In addition to organ and blood donors, the following groups also qualify for free dopunsko through HZZO:
- Parents with 3 or more children under 18 years
- Students younger than 18 years
- People with certain disabilities and mental illnesses
- Victims of sexual violence from the Homeland War (Domovinski Rat)
- Families who have an income lower than 1.563 kuna per month per person in the household
- Individuals who have an income lower than 2.000 kuna per month
What does dopunsko cover?
It reduces or eliminates the co-payment for health services and medications. It is important to check the exact benefits with each insurer.
The standard inclusions for dopunsko are:
- Health care for services of doktor opće medicine (family medicine doctors) in state clinics
- Health care for services of gynecologists in state clinics
- Health care for services of dentists in state clinics
- Specialist-consultative health care
- Daily hospital
- Daily hospital surgeries
- Laboratory, radiology, and other specialist diagnostics
- Physical medicine and rehabilitation service in clinics
- Physical medicine and rehabilitation services at home
- Hospital treatment
- Orthopedic and other aids on the basic list
- Dental aids due to the basic list

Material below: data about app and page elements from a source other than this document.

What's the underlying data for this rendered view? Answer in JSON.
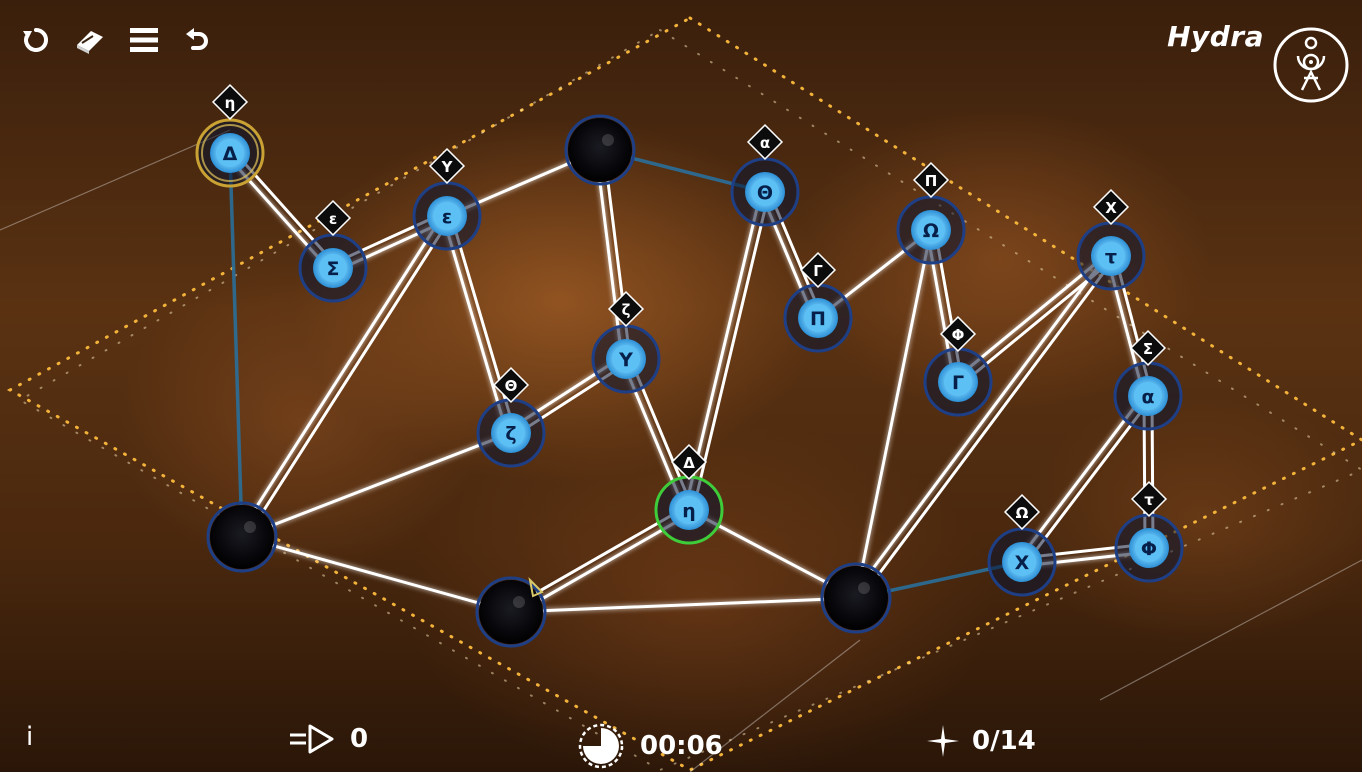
{
  "level": {
    "title": "Hydra",
    "emblem_icon": "hydra-constellation-emblem"
  },
  "toolbar": [
    {
      "name": "restart-icon",
      "icon": "circular-arrow"
    },
    {
      "name": "eraser-icon",
      "icon": "eraser"
    },
    {
      "name": "menu-icon",
      "icon": "hamburger"
    },
    {
      "name": "undo-icon",
      "icon": "curved-back-arrow"
    }
  ],
  "stats": {
    "info_label": "i",
    "moves": "0",
    "timer": "00:06",
    "stars": "0/14"
  },
  "colors": {
    "node_fill": "#5cc0f5",
    "node_ring": "#1e3f86",
    "selected_ring": "#3fcc3a",
    "gold_ring": "#c9a233",
    "edge": "#ffffff",
    "blue_edge": "#2a6f9a",
    "boundary_dots": "#f3b33a"
  },
  "nodes": [
    {
      "id": "n1",
      "label": "Δ",
      "tag": "η",
      "state": "gold"
    },
    {
      "id": "n2",
      "label": "Σ",
      "tag": "ε",
      "state": "normal"
    },
    {
      "id": "n3",
      "label": "ε",
      "tag": "Υ",
      "state": "normal"
    },
    {
      "id": "n4",
      "label": "",
      "tag": "",
      "state": "dark"
    },
    {
      "id": "n5",
      "label": "Θ",
      "tag": "α",
      "state": "normal"
    },
    {
      "id": "n6",
      "label": "Π",
      "tag": "Γ",
      "state": "normal"
    },
    {
      "id": "n7",
      "label": "Ω",
      "tag": "Π",
      "state": "normal"
    },
    {
      "id": "n8",
      "label": "Γ",
      "tag": "Φ",
      "state": "normal"
    },
    {
      "id": "n9",
      "label": "τ",
      "tag": "Χ",
      "state": "normal"
    },
    {
      "id": "n10",
      "label": "α",
      "tag": "Σ",
      "state": "normal"
    },
    {
      "id": "n11",
      "label": "Υ",
      "tag": "ζ",
      "state": "normal"
    },
    {
      "id": "n12",
      "label": "ζ",
      "tag": "Θ",
      "state": "normal"
    },
    {
      "id": "n13",
      "label": "η",
      "tag": "Δ",
      "state": "selected"
    },
    {
      "id": "n14",
      "label": "",
      "tag": "",
      "state": "dark"
    },
    {
      "id": "n15",
      "label": "",
      "tag": "",
      "state": "dark"
    },
    {
      "id": "n16",
      "label": "",
      "tag": "",
      "state": "dark"
    },
    {
      "id": "n17",
      "label": "Χ",
      "tag": "Ω",
      "state": "normal"
    },
    {
      "id": "n18",
      "label": "Φ",
      "tag": "τ",
      "state": "normal"
    }
  ],
  "edges": [
    {
      "a": "n1",
      "b": "n2",
      "type": "double"
    },
    {
      "a": "n1",
      "b": "n14",
      "type": "blue"
    },
    {
      "a": "n2",
      "b": "n3",
      "type": "double"
    },
    {
      "a": "n3",
      "b": "n4",
      "type": "single"
    },
    {
      "a": "n3",
      "b": "n12",
      "type": "double"
    },
    {
      "a": "n3",
      "b": "n14",
      "type": "double"
    },
    {
      "a": "n4",
      "b": "n5",
      "type": "blue"
    },
    {
      "a": "n4",
      "b": "n11",
      "type": "double"
    },
    {
      "a": "n5",
      "b": "n6",
      "type": "double"
    },
    {
      "a": "n5",
      "b": "n13",
      "type": "double"
    },
    {
      "a": "n6",
      "b": "n7",
      "type": "single"
    },
    {
      "a": "n7",
      "b": "n8",
      "type": "double"
    },
    {
      "a": "n7",
      "b": "n16",
      "type": "single"
    },
    {
      "a": "n9",
      "b": "n8",
      "type": "double"
    },
    {
      "a": "n9",
      "b": "n10",
      "type": "double"
    },
    {
      "a": "n9",
      "b": "n16",
      "type": "double"
    },
    {
      "a": "n10",
      "b": "n17",
      "type": "double"
    },
    {
      "a": "n10",
      "b": "n18",
      "type": "double"
    },
    {
      "a": "n11",
      "b": "n12",
      "type": "double"
    },
    {
      "a": "n11",
      "b": "n13",
      "type": "double"
    },
    {
      "a": "n12",
      "b": "n14",
      "type": "single"
    },
    {
      "a": "n14",
      "b": "n15",
      "type": "single"
    },
    {
      "a": "n15",
      "b": "n13",
      "type": "double"
    },
    {
      "a": "n15",
      "b": "n16",
      "type": "single"
    },
    {
      "a": "n13",
      "b": "n16",
      "type": "single"
    },
    {
      "a": "n16",
      "b": "n17",
      "type": "blue"
    },
    {
      "a": "n17",
      "b": "n18",
      "type": "double"
    }
  ]
}
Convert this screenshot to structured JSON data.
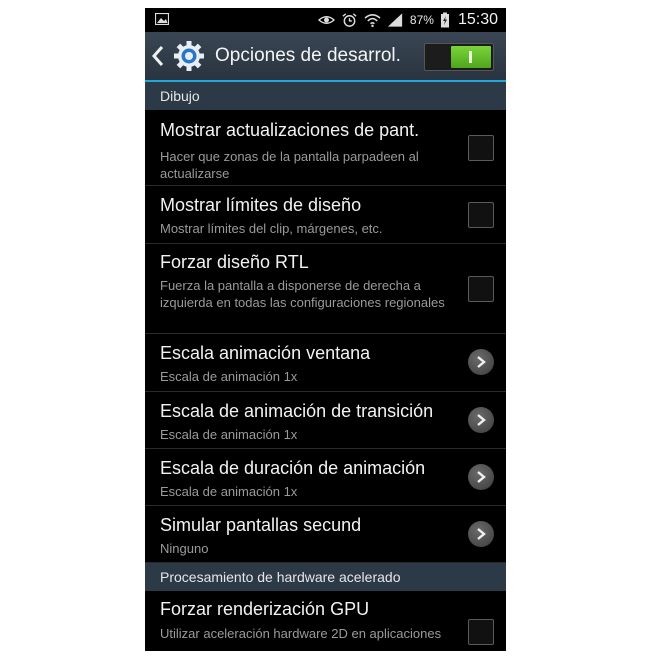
{
  "status_bar": {
    "battery_percent": "87%",
    "time": "15:30",
    "icons": [
      "image-icon",
      "eye-icon",
      "alarm-icon",
      "wifi-icon",
      "signal-icon",
      "battery-charging-icon"
    ]
  },
  "action_bar": {
    "title": "Opciones de desarrol.",
    "master_switch_on": true,
    "accent": "#6cc52e"
  },
  "sections": [
    {
      "header": "Dibujo",
      "items": [
        {
          "title": "Mostrar actualizaciones de pant.",
          "summary": "Hacer que zonas de la pantalla parpadeen al actualizarse",
          "control": "checkbox",
          "checked": false
        },
        {
          "title": "Mostrar límites de diseño",
          "summary": "Mostrar límites del clip, márgenes, etc.",
          "control": "checkbox",
          "checked": false
        },
        {
          "title": "Forzar diseño RTL",
          "summary": "Fuerza la pantalla a disponerse de derecha a izquierda en todas las configuraciones regionales",
          "control": "checkbox",
          "checked": false
        },
        {
          "title": "Escala animación ventana",
          "summary": "Escala de animación 1x",
          "control": "chevron"
        },
        {
          "title": "Escala de animación de transición",
          "summary": "Escala de animación 1x",
          "control": "chevron"
        },
        {
          "title": "Escala de duración de animación",
          "summary": "Escala de animación 1x",
          "control": "chevron"
        },
        {
          "title": "Simular pantallas secund",
          "summary": "Ninguno",
          "control": "chevron"
        }
      ]
    },
    {
      "header": "Procesamiento de hardware acelerado",
      "items": [
        {
          "title": "Forzar renderización GPU",
          "summary": "Utilizar aceleración hardware 2D en aplicaciones",
          "control": "checkbox",
          "checked": false
        }
      ]
    }
  ]
}
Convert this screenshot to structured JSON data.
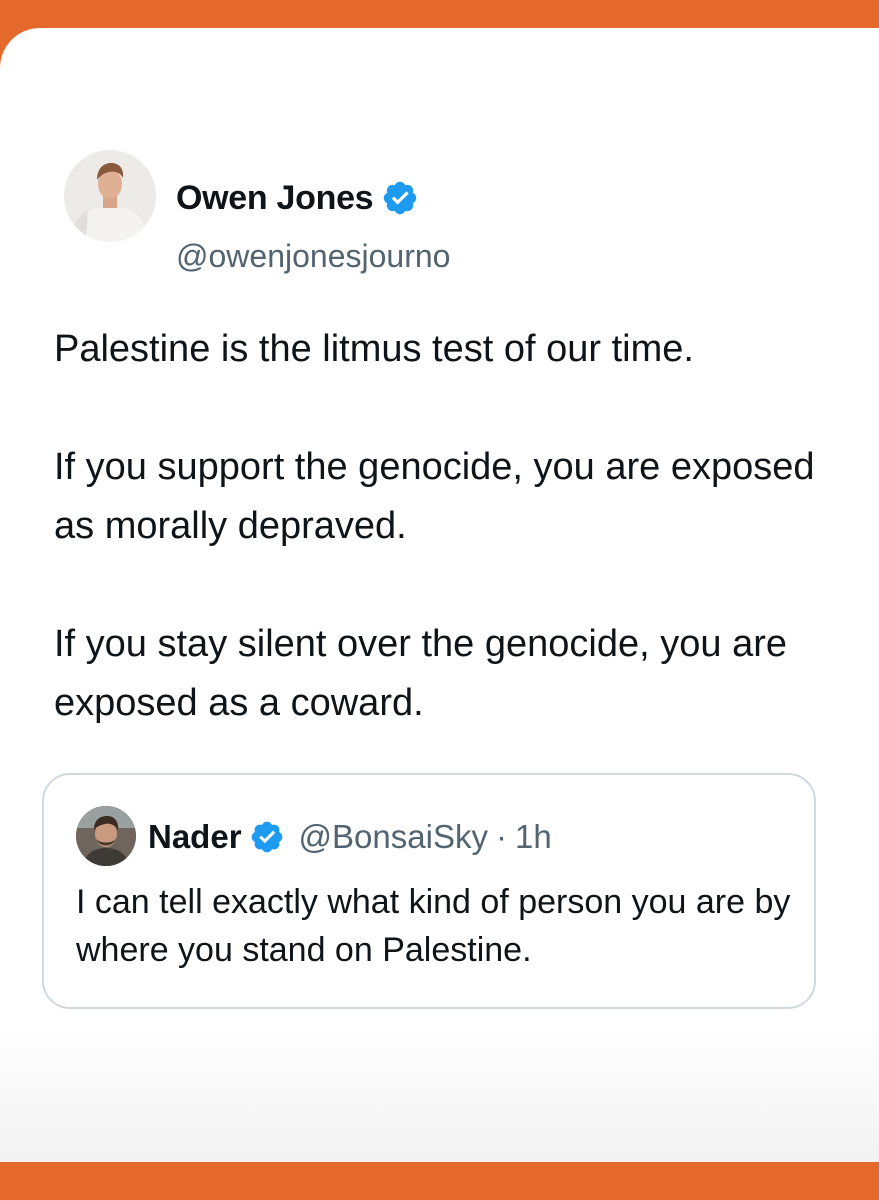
{
  "colors": {
    "frame": "#e4692a",
    "card": "#ffffff",
    "verified_blue": "#1d9bf0",
    "text_primary": "#0f1419",
    "text_secondary": "#536471",
    "quote_border": "#cfd9de"
  },
  "tweet": {
    "author": {
      "display_name": "Owen Jones",
      "handle": "@owenjonesjourno",
      "verified": true,
      "avatar_icon": "profile-photo-avatar"
    },
    "paragraphs": [
      "Palestine is the litmus test of our time.",
      "If you support the genocide, you are exposed as morally depraved.",
      "If you stay silent over the genocide, you are exposed as a coward."
    ]
  },
  "quoted_tweet": {
    "author": {
      "display_name": "Nader",
      "handle": "@BonsaiSky",
      "verified": true,
      "avatar_icon": "profile-photo-avatar"
    },
    "separator": "·",
    "time": "1h",
    "text": "I can tell exactly what kind of person you are by where you stand on Palestine."
  }
}
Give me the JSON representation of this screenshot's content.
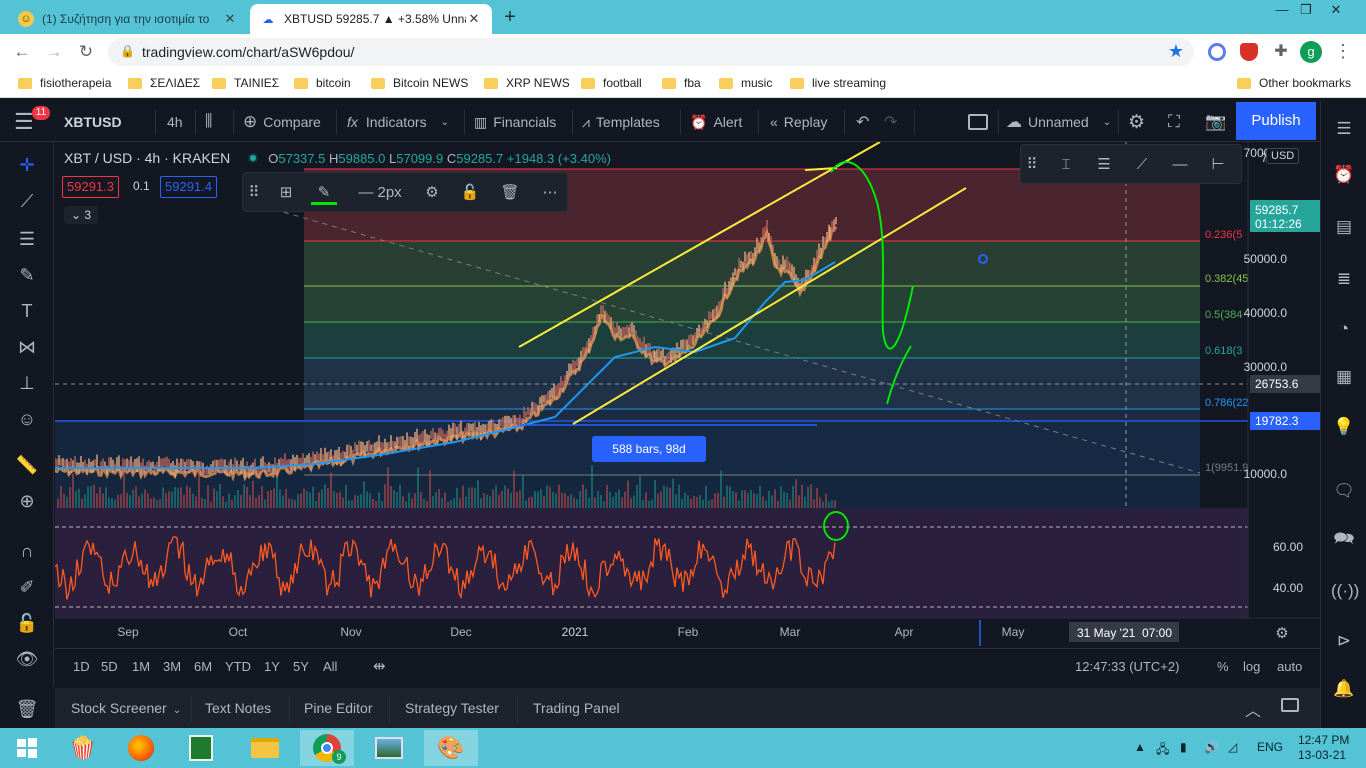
{
  "browser": {
    "tabs": [
      {
        "title": "(1) Συζήτηση για την ισοτιμία το",
        "active": false
      },
      {
        "title": "XBTUSD 59285.7 ▲ +3.58% Unnamed",
        "active": true
      }
    ],
    "url": "tradingview.com/chart/aSW6pdou/",
    "profile_initial": "g",
    "bookmarks": [
      "fisiotherapeia",
      "ΣΕΛΙΔΕΣ",
      "ΤΑΙΝΙΕΣ",
      "bitcoin",
      "Bitcoin NEWS",
      "XRP NEWS",
      "football",
      "fba",
      "music",
      "live streaming"
    ],
    "other_bookmarks": "Other bookmarks"
  },
  "toolbar": {
    "symbol": "XBTUSD",
    "interval": "4h",
    "compare": "Compare",
    "indicators": "Indicators",
    "financials": "Financials",
    "templates": "Templates",
    "alert": "Alert",
    "replay": "Replay",
    "layout_name": "Unnamed",
    "publish": "Publish",
    "notification_count": "11"
  },
  "legend": {
    "title": "XBT / USD · 4h · KRAKEN",
    "o_label": "O",
    "open": "57337.5",
    "h_label": "H",
    "high": "59885.0",
    "l_label": "L",
    "low": "57099.9",
    "c_label": "C",
    "close": "59285.7",
    "change": "+1948.3 (+3.40%)",
    "bid": "59291.3",
    "spread": "0.1",
    "ask": "59291.4",
    "indicator_count": "3"
  },
  "drawing_toolbar": {
    "width_label": "2px"
  },
  "chart": {
    "currency": "USD",
    "price_axis": [
      "70000.0",
      "50000.0",
      "40000.0",
      "30000.0",
      "10000.0"
    ],
    "price_axis_prefix": "7",
    "last_price": "59285.7",
    "countdown": "01:12:26",
    "crosshair_price": "26753.6",
    "hline_price": "19782.3",
    "fib_labels": [
      "0.236(5",
      "0.382(45",
      "0.5(384",
      "0.618(3",
      "0.786(22",
      "1(9951.9"
    ],
    "range_tooltip": "588 bars, 98d",
    "rsi_axis": [
      "60.00",
      "40.00"
    ],
    "time_axis": [
      "Sep",
      "Oct",
      "Nov",
      "Dec",
      "2021",
      "Feb",
      "Mar",
      "Apr",
      "May"
    ],
    "crosshair_date": "31 May '21",
    "crosshair_time": "07:00",
    "colors": {
      "bg": "#131722",
      "fib_red": "#f23645",
      "fib_green": "#4caf50",
      "ema": "#2196f3",
      "channel": "#ffeb3b",
      "hand": "#00e600",
      "rsi": "#ff5a1f"
    }
  },
  "range_bar": {
    "ranges": [
      "1D",
      "5D",
      "1M",
      "3M",
      "6M",
      "YTD",
      "1Y",
      "5Y",
      "All"
    ],
    "time": "12:47:33 (UTC+2)",
    "percent": "%",
    "log": "log",
    "auto": "auto"
  },
  "bottom_panel": [
    "Stock Screener",
    "Text Notes",
    "Pine Editor",
    "Strategy Tester",
    "Trading Panel"
  ],
  "taskbar": {
    "language": "ENG",
    "time": "12:47 PM",
    "date": "13-03-21",
    "chrome_badge": "9"
  }
}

- Prescription medicines from the basic list of medicines (list A called “osnovna lista”)
- Prescription medicines from the additional list of medicines (list B called “dopunska lista”), if agreed
- Medical treatment abroad if it is approved by the HZJZ
Why should I get dopunsko health insurance?
If you need regular healthcare, then you should absolutely have this supplemental insurance. If you have kids, you should have a policy for yourself and for each child. I don’t know much about kids, but I hear they tend to get hurt and sick with frequency.
I’ll admit, it took me nearly 7 years to get on board with dopunsko. I figured that since I don’t have kids or any serious health problems, then it didn’t make sense to pay 70 kuna per month when my monthly out-of-pocket health care costs are less than that.
I’ve since learned that is not a good reason at all. If my greatest fear of getting hit by a car in a crosswalk comes to fruition, then dopunsko will save me from paying a single kuna at the hospital.
What happens after I sign up?
You’ll receive an insurance card in the mail. When you go to the doctor or pharmacy next, you’ll present this new card so you can avoid or reduce the co-payment.
A little tip: You may get asked if you have the orange card (“narančasta kartica”) instead of “dopunsko”. The reason is that the HZZO supplement card is orange. However, the supplement cards with private insurers vary in color.
Next time you get asked “imate li dopunsko”, you can say emphatically “IMAM!”.
How to check the status of your dopunsko
If you are unsure of the status of your dopunsko state health insurance (if you got it through HZZO), you can always check your policy on the HZZO web site here. All you need is your OIB number. This page will tell you if your policy is valid or not.
Other types of health insurance in Croatia
Please note: All information provided by Expat in Croatia is only for the purposes of guidance. It does not constitute legal advice in any form. For legal advice, you must consult with a licensed Croatian lawyer. We can recommend one if you contact us.